→ **What the task requires**
Please state how many lines of the data below contain the word "folder", offering nothing besides the number.
* * * * * * * * *
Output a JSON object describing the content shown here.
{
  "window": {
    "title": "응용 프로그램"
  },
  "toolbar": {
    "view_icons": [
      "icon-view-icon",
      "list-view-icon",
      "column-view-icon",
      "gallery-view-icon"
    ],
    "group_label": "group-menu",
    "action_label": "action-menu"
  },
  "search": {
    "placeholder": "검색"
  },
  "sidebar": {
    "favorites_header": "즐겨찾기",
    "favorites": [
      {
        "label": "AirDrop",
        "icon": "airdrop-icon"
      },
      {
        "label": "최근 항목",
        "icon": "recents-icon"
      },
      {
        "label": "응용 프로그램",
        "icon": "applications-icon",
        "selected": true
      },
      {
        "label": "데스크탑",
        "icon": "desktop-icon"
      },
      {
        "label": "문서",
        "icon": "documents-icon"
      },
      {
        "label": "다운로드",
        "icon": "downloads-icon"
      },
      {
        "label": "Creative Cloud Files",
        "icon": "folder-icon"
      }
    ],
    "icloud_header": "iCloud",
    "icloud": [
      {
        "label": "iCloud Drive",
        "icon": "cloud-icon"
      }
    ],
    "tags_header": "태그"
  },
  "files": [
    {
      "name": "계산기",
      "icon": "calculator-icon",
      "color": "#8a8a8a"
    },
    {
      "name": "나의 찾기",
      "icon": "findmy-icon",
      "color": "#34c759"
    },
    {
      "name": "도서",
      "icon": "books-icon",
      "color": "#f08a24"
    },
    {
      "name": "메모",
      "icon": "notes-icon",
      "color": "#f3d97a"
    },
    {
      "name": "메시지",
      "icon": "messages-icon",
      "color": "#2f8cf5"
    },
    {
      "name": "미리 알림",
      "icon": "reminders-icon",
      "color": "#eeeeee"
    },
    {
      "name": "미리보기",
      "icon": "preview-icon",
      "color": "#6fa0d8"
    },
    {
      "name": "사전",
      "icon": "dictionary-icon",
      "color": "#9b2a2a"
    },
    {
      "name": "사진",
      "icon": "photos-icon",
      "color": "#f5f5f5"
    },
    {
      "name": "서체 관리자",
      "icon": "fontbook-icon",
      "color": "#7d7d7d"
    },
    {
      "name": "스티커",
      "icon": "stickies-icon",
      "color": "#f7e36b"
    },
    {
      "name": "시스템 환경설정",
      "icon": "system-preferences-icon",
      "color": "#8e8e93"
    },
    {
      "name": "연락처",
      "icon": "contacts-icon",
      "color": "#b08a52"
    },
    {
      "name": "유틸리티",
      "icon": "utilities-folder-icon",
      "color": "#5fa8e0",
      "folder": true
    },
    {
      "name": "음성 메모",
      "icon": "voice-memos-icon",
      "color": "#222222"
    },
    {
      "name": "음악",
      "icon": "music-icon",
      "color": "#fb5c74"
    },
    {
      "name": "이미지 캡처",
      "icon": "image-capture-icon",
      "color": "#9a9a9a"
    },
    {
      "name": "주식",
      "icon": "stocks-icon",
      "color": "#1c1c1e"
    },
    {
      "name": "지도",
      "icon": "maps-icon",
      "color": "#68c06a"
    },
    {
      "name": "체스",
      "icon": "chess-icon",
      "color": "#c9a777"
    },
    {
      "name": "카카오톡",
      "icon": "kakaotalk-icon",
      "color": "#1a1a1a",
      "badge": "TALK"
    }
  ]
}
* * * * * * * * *
→ **Answer area**
3